Chant6j

Answered

2022-07-05

How to solve the system of inequalities when using topological proof to show that there are exactly 5 platonic solids?

I have seen other answers explaining the topological proof up until the point of

$1/p+1/q>1/2$ and $p$, $q$ are greater than or equal to three

Then they proceed to say that the 5 platonic solids have the only values that satisfy these conditions. My question is how do I solve for these values?

I have seen other answers explaining the topological proof up until the point of

$1/p+1/q>1/2$ and $p$, $q$ are greater than or equal to three

Then they proceed to say that the 5 platonic solids have the only values that satisfy these conditions. My question is how do I solve for these values?

Answer & Explanation

Kiana Cantu

Expert

2022-07-06Added 22 answers

We're looking for integer values of $p$ and $q$ that satisfy the three given equations $p\ge 3$, $q\ge 3$ and $\frac{1}{p}+\frac{1}{q}>\frac{1}{2}$.

Suppose both $p$ and $q$ are not equal to $3$. Since they are integers, they must both be greater or equal to $4$. But if that's the case, then $\frac{1}{p}$ and $\frac{1}{q}$ are both less or equal to $\frac{1}{4}$, meaning that $\frac{1}{p}+\frac{1}{q}\le \frac{1}{4}+\frac{1}{4}=\frac{1}{2}$, contradicting one of the equations.

So to solve the equation either $p$ or $q$ must be equal to $3$.

Let's consider only the case where $p$ is equal to $3$. Then we have $\frac{1}{3}+\frac{1}{q}>\frac{1}{2}$. Subtracting $\frac{1}{3}$ from both sides yields $\frac{1}{q}>\frac{1}{6}$, which implies $q<6$.
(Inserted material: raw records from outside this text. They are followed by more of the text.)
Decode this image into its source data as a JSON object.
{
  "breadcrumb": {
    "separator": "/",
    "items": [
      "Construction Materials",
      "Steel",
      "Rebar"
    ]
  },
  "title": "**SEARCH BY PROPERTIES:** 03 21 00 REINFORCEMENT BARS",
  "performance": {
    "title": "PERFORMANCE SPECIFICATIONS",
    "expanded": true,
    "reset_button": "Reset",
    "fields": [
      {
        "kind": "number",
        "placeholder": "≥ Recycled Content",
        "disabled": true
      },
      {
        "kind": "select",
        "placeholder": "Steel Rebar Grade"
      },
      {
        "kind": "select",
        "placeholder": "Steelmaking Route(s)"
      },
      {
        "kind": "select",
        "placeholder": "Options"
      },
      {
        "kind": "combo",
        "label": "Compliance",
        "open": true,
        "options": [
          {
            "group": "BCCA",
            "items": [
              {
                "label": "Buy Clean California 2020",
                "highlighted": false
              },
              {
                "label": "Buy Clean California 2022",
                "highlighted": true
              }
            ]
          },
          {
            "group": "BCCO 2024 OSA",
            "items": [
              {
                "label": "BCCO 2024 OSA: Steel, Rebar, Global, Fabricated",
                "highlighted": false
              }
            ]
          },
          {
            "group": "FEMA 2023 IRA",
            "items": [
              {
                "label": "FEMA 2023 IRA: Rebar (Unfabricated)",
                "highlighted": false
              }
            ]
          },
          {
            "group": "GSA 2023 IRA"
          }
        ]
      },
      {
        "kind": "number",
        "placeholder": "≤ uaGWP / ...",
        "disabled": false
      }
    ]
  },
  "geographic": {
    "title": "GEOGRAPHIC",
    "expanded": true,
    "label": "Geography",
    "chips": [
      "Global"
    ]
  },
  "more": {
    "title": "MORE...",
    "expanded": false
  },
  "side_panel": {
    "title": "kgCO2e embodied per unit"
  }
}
So if $p$ is equal to $3$, $q$ must be an integer with $3\le q<6$, so $q$ must be either $3$ or $4$ or $5$.

By a symmetrical argument, if $q$ is equal to $3$, $p$ must be equal to $3$ or $4$ or $5$.

So we have five cases remaining:
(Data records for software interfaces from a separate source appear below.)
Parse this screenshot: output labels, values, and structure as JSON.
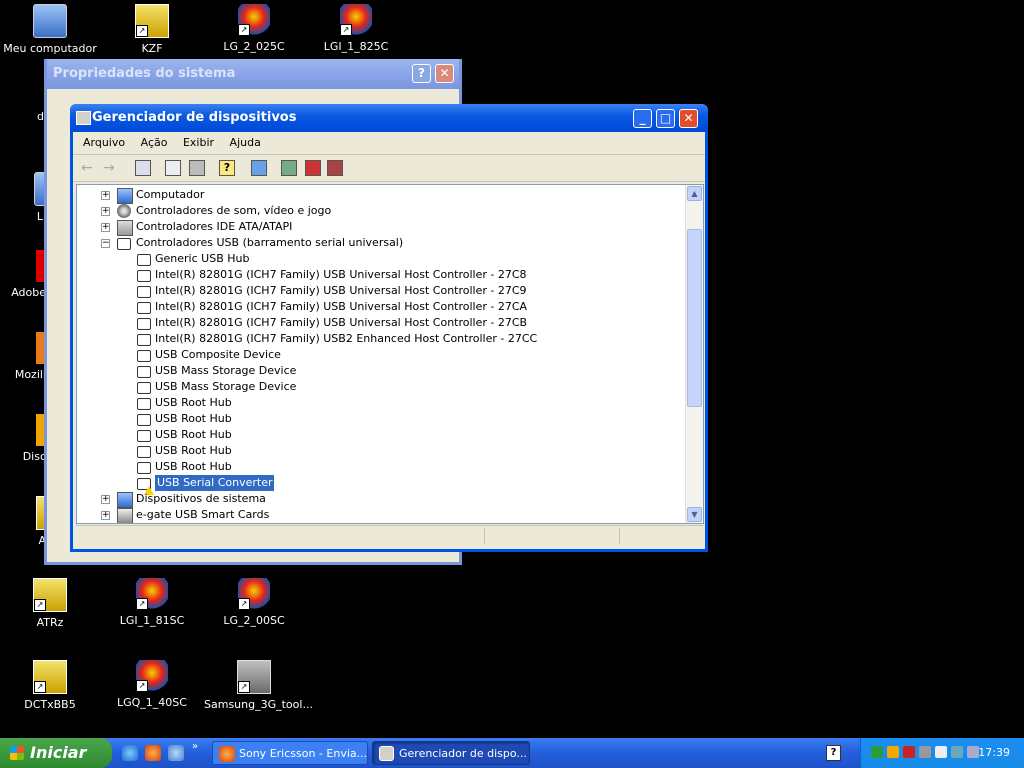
{
  "desktop": {
    "icons": [
      {
        "label": "Meu computador",
        "icon": "my-computer-icon"
      },
      {
        "label": "KZF",
        "icon": "app-shortcut-icon"
      },
      {
        "label": "LG_2_025C",
        "icon": "lg-shortcut-icon"
      },
      {
        "label": "LGI_1_825C",
        "icon": "lg-shortcut-icon"
      },
      {
        "label": "ATRz",
        "icon": "app-shortcut-icon"
      },
      {
        "label": "LGI_1_81SC",
        "icon": "lg-shortcut-icon"
      },
      {
        "label": "LG_2_00SC",
        "icon": "lg-shortcut-icon"
      },
      {
        "label": "DCTxBB5",
        "icon": "app-shortcut-icon"
      },
      {
        "label": "LGQ_1_40SC",
        "icon": "lg-shortcut-icon"
      },
      {
        "label": "Samsung_3G_tool...",
        "icon": "samsung-tool-icon"
      }
    ],
    "partial_labels": [
      "d",
      "Li",
      "Adobe",
      "Mozill",
      "Disc",
      "A"
    ]
  },
  "bg_window": {
    "title": "Propriedades do sistema"
  },
  "window": {
    "title": "Gerenciador de dispositivos",
    "menu": [
      "Arquivo",
      "Ação",
      "Exibir",
      "Ajuda"
    ],
    "toolbar_icons": [
      "back-icon",
      "forward-icon",
      "show-hide-console-tree-icon",
      "properties-icon",
      "print-icon",
      "help-icon",
      "scan-hardware-icon",
      "update-driver-icon",
      "uninstall-icon",
      "disable-icon"
    ],
    "tree": [
      {
        "label": "Computador",
        "level": 0,
        "expander": "+",
        "icon": "computer-icon"
      },
      {
        "label": "Controladores de som, vídeo e jogo",
        "level": 0,
        "expander": "+",
        "icon": "sound-icon"
      },
      {
        "label": "Controladores IDE ATA/ATAPI",
        "level": 0,
        "expander": "+",
        "icon": "ide-icon"
      },
      {
        "label": "Controladores USB (barramento serial universal)",
        "level": 0,
        "expander": "−",
        "icon": "usb-icon"
      },
      {
        "label": "Generic USB Hub",
        "level": 1,
        "icon": "usb-icon"
      },
      {
        "label": "Intel(R) 82801G (ICH7 Family) USB Universal Host Controller - 27C8",
        "level": 1,
        "icon": "usb-icon"
      },
      {
        "label": "Intel(R) 82801G (ICH7 Family) USB Universal Host Controller - 27C9",
        "level": 1,
        "icon": "usb-icon"
      },
      {
        "label": "Intel(R) 82801G (ICH7 Family) USB Universal Host Controller - 27CA",
        "level": 1,
        "icon": "usb-icon"
      },
      {
        "label": "Intel(R) 82801G (ICH7 Family) USB Universal Host Controller - 27CB",
        "level": 1,
        "icon": "usb-icon"
      },
      {
        "label": "Intel(R) 82801G (ICH7 Family) USB2 Enhanced Host Controller - 27CC",
        "level": 1,
        "icon": "usb-icon"
      },
      {
        "label": "USB Composite Device",
        "level": 1,
        "icon": "usb-icon"
      },
      {
        "label": "USB Mass Storage Device",
        "level": 1,
        "icon": "usb-icon"
      },
      {
        "label": "USB Mass Storage Device",
        "level": 1,
        "icon": "usb-icon"
      },
      {
        "label": "USB Root Hub",
        "level": 1,
        "icon": "usb-icon"
      },
      {
        "label": "USB Root Hub",
        "level": 1,
        "icon": "usb-icon"
      },
      {
        "label": "USB Root Hub",
        "level": 1,
        "icon": "usb-icon"
      },
      {
        "label": "USB Root Hub",
        "level": 1,
        "icon": "usb-icon"
      },
      {
        "label": "USB Root Hub",
        "level": 1,
        "icon": "usb-icon"
      },
      {
        "label": "USB Serial Converter",
        "level": 1,
        "icon": "usb-warning-icon",
        "selected": true,
        "warning": true
      },
      {
        "label": "Dispositivos de sistema",
        "level": 0,
        "expander": "+",
        "icon": "system-devices-icon"
      },
      {
        "label": "e-gate USB Smart Cards",
        "level": 0,
        "expander": "+",
        "icon": "smart-card-icon"
      }
    ]
  },
  "taskbar": {
    "start_label": "Iniciar",
    "tasks": [
      {
        "label": "Sony Ericsson - Envia...",
        "icon": "firefox-icon"
      },
      {
        "label": "Gerenciador de dispo...",
        "icon": "device-manager-icon"
      }
    ],
    "help_glyph": "?",
    "clock": "17:39"
  },
  "colors": {
    "titlebar_active": "#0054e3",
    "selection": "#316ac5",
    "taskbar": "#245edb",
    "start_green": "#3c9a3c",
    "warning": "#f7d400"
  }
}
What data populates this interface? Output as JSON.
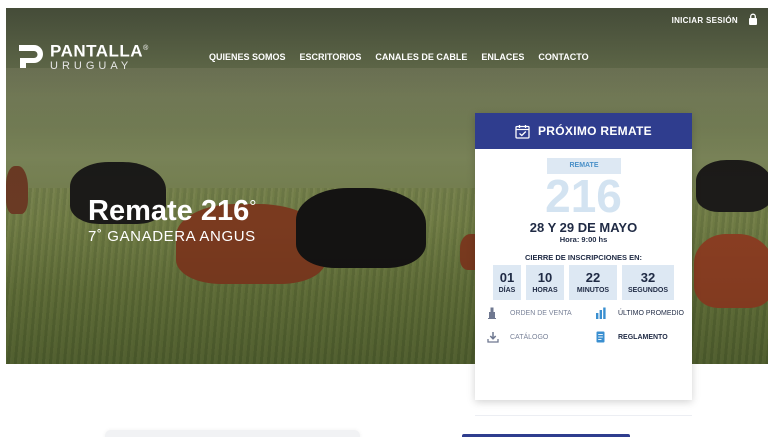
{
  "brand": {
    "name": "PANTALLA",
    "registered": "®",
    "tagline": "URUGUAY"
  },
  "topbar": {
    "login_label": "INICIAR SESIÓN",
    "lock_icon": "lock-icon"
  },
  "nav": {
    "items": [
      {
        "label": "QUIENES SOMOS"
      },
      {
        "label": "ESCRITORIOS"
      },
      {
        "label": "CANALES DE CABLE"
      },
      {
        "label": "ENLACES"
      },
      {
        "label": "CONTACTO"
      }
    ]
  },
  "hero": {
    "title": "Remate 216",
    "title_degree": "°",
    "subtitle": "7˚ GANADERA ANGUS"
  },
  "auction_card": {
    "header": "PRÓXIMO REMATE",
    "header_icon": "calendar-check-icon",
    "badge": "REMATE",
    "number": "216",
    "date": "28 Y 29 DE MAYO",
    "time": "Hora: 9:00 hs",
    "countdown_title": "CIERRE DE INSCRIPCIONES EN:",
    "countdown": [
      {
        "value": "01",
        "unit": "DÍAS"
      },
      {
        "value": "10",
        "unit": "HORAS"
      },
      {
        "value": "22",
        "unit": "MINUTOS"
      },
      {
        "value": "32",
        "unit": "SEGUNDOS"
      }
    ],
    "links": [
      {
        "label": "ORDEN DE VENTA",
        "icon": "gavel-icon"
      },
      {
        "label": "ÚLTIMO PROMEDIO",
        "icon": "bar-chart-icon"
      },
      {
        "label": "CATÁLOGO",
        "icon": "download-icon"
      },
      {
        "label": "REGLAMENTO",
        "icon": "document-icon"
      }
    ]
  },
  "colors": {
    "brand_blue": "#2f3d8e",
    "light_blue": "#dde8f3",
    "accent_text": "#4a90c8",
    "dark_text": "#1f2a44"
  }
}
$(p=3,q=3),(p=3,q=4),(p=3,q=5),(p=4,q=3),(p=5,q=3).$

It is now easy (and necessary) to check that all these five cases satisfy the three given equations.

There isn't really a general method to do this kind of proof, it just requires finding a bunch of solutions, then a sufficient bunch of good arguments for why there aren't any more solutions.

Suppose both $p$ and $q$ are not equal to $3$. Since they are integers, they must both be greater or equal to $4$. But if that's the case, then $\frac{1}{p}$ and $\frac{1}{q}$ are both less or equal to $\frac{1}{4}$, meaning that $\frac{1}{p}+\frac{1}{q}\le \frac{1}{4}+\frac{1}{4}=\frac{1}{2}$, contradicting one of the equations.

So to solve the equation either $p$ or $q$ must be equal to $3$.

Let's consider only the case where $p$ is equal to $3$. Then we have $\frac{1}{3}+\frac{1}{q}>\frac{1}{2}$. Subtracting $\frac{1}{3}$ from both sides yields $\frac{1}{q}>\frac{1}{6}$, which implies $q<6$.

So if $p$ is equal to $3$, $q$ must be an integer with $3\le q<6$, so $q$ must be either $3$ or $4$ or $5$.

By a symmetrical argument, if $q$ is equal to $3$, $p$ must be equal to $3$ or $4$ or $5$.

So we have five cases remaining:

$(p=3,q=3),(p=3,q=4),(p=3,q=5),(p=4,q=3),(p=5,q=3).$

It is now easy (and necessary) to check that all these five cases satisfy the three given equations.

There isn't really a general method to do this kind of proof, it just requires finding a bunch of solutions, then a sufficient bunch of good arguments for why there aren't any more solutions.

prirodnogbk

Expert

2022-07-07Added 6 answers

Multiply both sides of the inequality by $2pq$ to get $2q+2p>pq$, which is equivalent to $(p-2)(q-2)<4$. Now $p-2$ and $q-2$ are integers $\ge 1$, so it is easy to list the five possibilities:

$(p-2,q-2)\in \{(1,1),(1,2),(1,3),(2,1),(3,1)\},$

which implies that

$(p,q)\in \{(3,3),(3,4),(3,5),(4,3),(5,3)\}.$

$(p-2,q-2)\in \{(1,1),(1,2),(1,3),(2,1),(3,1)\},$

which implies that

$(p,q)\in \{(3,3),(3,4),(3,5),(4,3),(5,3)\}.$

Most Popular Questions